Veteran activist takes a bow
In the 1950s, The Irish Times carried a weekly slot called Portrait Gallery. A short feature article which painted a pen picture of personalities of the day, on this particular day it was devoted to Louie Bennett, one of the heroes of Irish feminism and trade unionism. She organised the Irish Women Workers’ Union into a force which fought, not only to give women a greater voice in the workplace, but to improve their status in society. Having served IWWU as general secretary for 38 years, she went on to become the first woman president of the ITUC.
Given all of the above, and the defiant tone of the piece – “Louie Bennett, from her early youth, refused to conform to the accepted pattern. When she and her sisters were sent to a young ladies’ academy in London their first act was to form an ‘ Irish League’, which became the terror of the school” – you might expect the picture to be rather more prepossessing than it is.
There has been no attempt to prettify Ms Bennett’s office. A cupboard door lies open, revealing the piles of documents within. On the desk, her handbag has also been left open. There are no flowers on the desk, no jugs of water. Instead, a tiny travel alarm sits at the centre of the shot, a firm reminder that this 83- year- old worker has more to be doing than posing for newspaper photographs.
Dermot Barry, however, is an astute storyteller. His subject may be up to her elbows in papers, but she’s not swamped by them; the busy desk is tidy. Placed slightly left of centre, she shares pride of place with the large photo propped on the mantelpiece which shows rows and rows of women, probably at an IWWU meeting.
Bennett is, literally, amongst women. Her expression as she looks at the camera is alert, shrewd and – is she actually tapping that pen on that ledger? – slightly impatient. Finally, there’s that bow- tie.
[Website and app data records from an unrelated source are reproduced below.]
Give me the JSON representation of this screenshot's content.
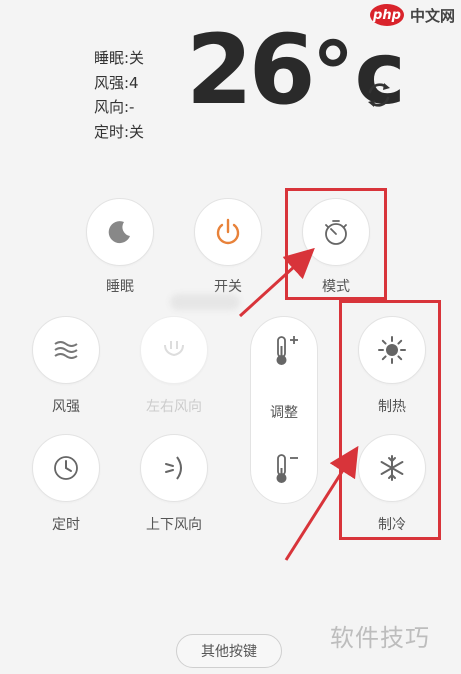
{
  "watermark_top": {
    "badge": "php",
    "text": "中文网"
  },
  "status": {
    "sleep": "睡眠:关",
    "fan_speed": "风强:4",
    "wind_direction": "风向:-",
    "timer": "定时:关"
  },
  "temperature": {
    "value": "26",
    "unit": "°c"
  },
  "buttons": {
    "sleep": "睡眠",
    "power": "开关",
    "mode": "模式",
    "fan_speed": "风强",
    "left_right_wind": "左右风向",
    "adjust": "调整",
    "heat": "制热",
    "timer": "定时",
    "up_down_wind": "上下风向",
    "cool": "制冷"
  },
  "other_keys": "其他按键",
  "watermark_bottom": "软件技巧",
  "colors": {
    "annotation_red": "#d8343a",
    "power_orange": "#e8823a"
  }
}
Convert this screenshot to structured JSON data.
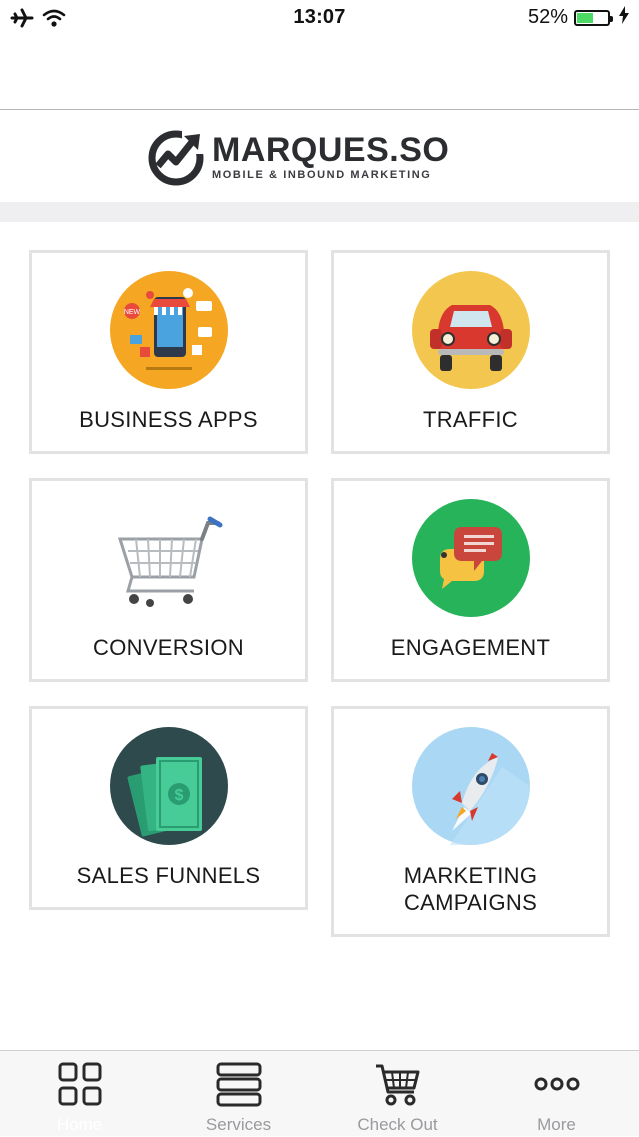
{
  "status_bar": {
    "time": "13:07",
    "battery_percent": "52%",
    "battery_level": 0.52,
    "icons": [
      "airplane-icon",
      "wifi-icon",
      "battery-icon",
      "charging-icon"
    ]
  },
  "logo": {
    "brand": "MARQUES.SO",
    "tagline": "MOBILE & INBOUND MARKETING"
  },
  "tiles": [
    {
      "label": "BUSINESS APPS",
      "icon": "business-apps-icon"
    },
    {
      "label": "TRAFFIC",
      "icon": "car-icon"
    },
    {
      "label": "CONVERSION",
      "icon": "shopping-cart-icon"
    },
    {
      "label": "ENGAGEMENT",
      "icon": "chat-bubbles-icon"
    },
    {
      "label": "SALES FUNNELS",
      "icon": "money-icon"
    },
    {
      "label": "MARKETING\nCAMPAIGNS",
      "icon": "rocket-icon"
    }
  ],
  "tab_bar": {
    "tabs": [
      {
        "label": "Home",
        "icon": "grid-icon",
        "active": true
      },
      {
        "label": "Services",
        "icon": "stack-icon",
        "active": false
      },
      {
        "label": "Check Out",
        "icon": "cart-icon",
        "active": false
      },
      {
        "label": "More",
        "icon": "more-dots-icon",
        "active": false
      }
    ]
  },
  "colors": {
    "orange": "#f5a623",
    "gold": "#f3c64f",
    "green": "#27b35a",
    "dark_teal": "#2e4a4c",
    "light_blue": "#a9d7f4",
    "car_red": "#d9382f",
    "battery_green": "#4cd964"
  }
}
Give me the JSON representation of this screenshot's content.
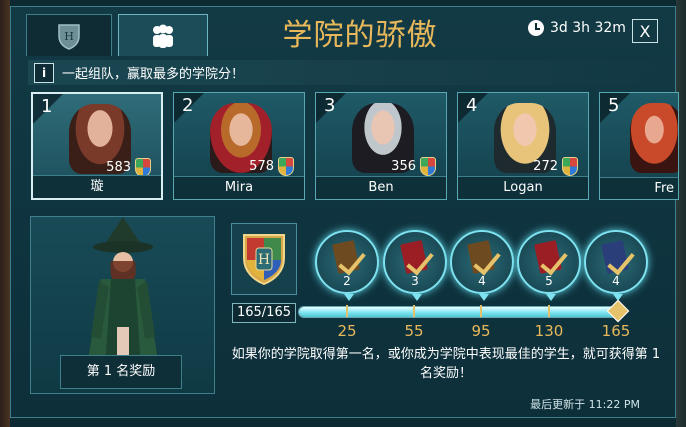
{
  "header": {
    "title": "学院的骄傲",
    "timer": "3d 3h 32m",
    "close_label": "X",
    "tab_icons": [
      "house-crest-icon",
      "team-icon"
    ]
  },
  "info": {
    "icon_label": "i",
    "text": "一起组队，赢取最多的学院分！"
  },
  "members": [
    {
      "rank": "1",
      "name": "璇",
      "points": "583"
    },
    {
      "rank": "2",
      "name": "Mira",
      "points": "578"
    },
    {
      "rank": "3",
      "name": "Ben",
      "points": "356"
    },
    {
      "rank": "4",
      "name": "Logan",
      "points": "272"
    },
    {
      "rank": "5",
      "name": "Fre"
    }
  ],
  "reward": {
    "label": "第 1 名奖励"
  },
  "progress": {
    "value_text": "165/165",
    "fraction": 1.0,
    "milestones": [
      {
        "count": "2",
        "threshold": "25"
      },
      {
        "count": "3",
        "threshold": "55"
      },
      {
        "count": "4",
        "threshold": "95"
      },
      {
        "count": "5",
        "threshold": "130"
      },
      {
        "count": "4",
        "threshold": "165"
      }
    ]
  },
  "description": "如果你的学院取得第一名，或你成为学院中表现最佳的学生，就可获得第 1 名奖励！",
  "footer": {
    "updated": "最后更新于 11:22 PM"
  },
  "colors": {
    "accent_gold": "#e8b85a",
    "panel": "#123a45",
    "glow": "#7ee2f0"
  }
}
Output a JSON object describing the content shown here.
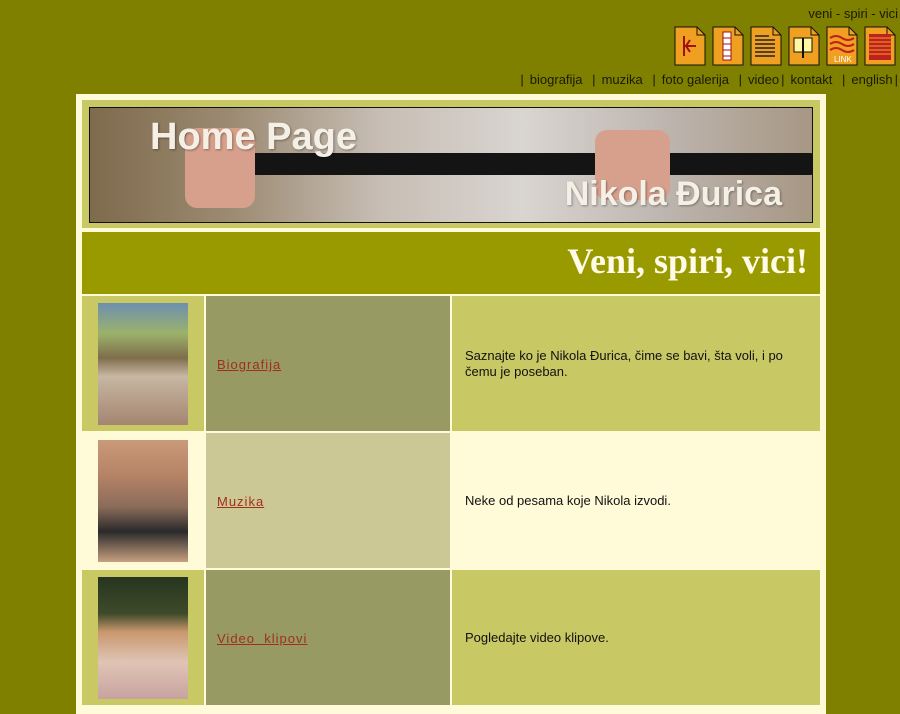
{
  "header": {
    "tagline": "veni - spiri - vici",
    "icons": [
      "document-map-icon",
      "document-columns-icon",
      "document-text-icon",
      "document-book-icon",
      "document-link-icon",
      "document-lines-icon"
    ],
    "icon_link_text": "LINK"
  },
  "topnav": {
    "items": [
      "biografija",
      "muzika",
      "foto galerija",
      "video",
      "kontakt",
      "english"
    ]
  },
  "banner": {
    "title": "Home Page",
    "name": "Nikola Đurica"
  },
  "headline": "Veni, spiri, vici!",
  "rows": [
    {
      "label": "Biografija",
      "desc": "Saznajte ko je Nikola Đurica, čime se bavi, šta voli, i po čemu je poseban."
    },
    {
      "label": "Muzika",
      "desc": "Neke od pesama koje Nikola izvodi."
    },
    {
      "label": "Video  klipovi",
      "desc": "Pogledajte video klipove."
    }
  ],
  "colors": {
    "page_bg": "#808000",
    "row_light": "#c8c865",
    "row_dark_label": "#979a62",
    "row_cream": "#fffbd9",
    "row_cream_label": "#cbc895",
    "link_red": "#a0301a"
  }
}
A flash – just a flash – of flamboyance. Brilliant.
Archive photographs and other Irish Times images can be purchased from irishtimes. com/ photosales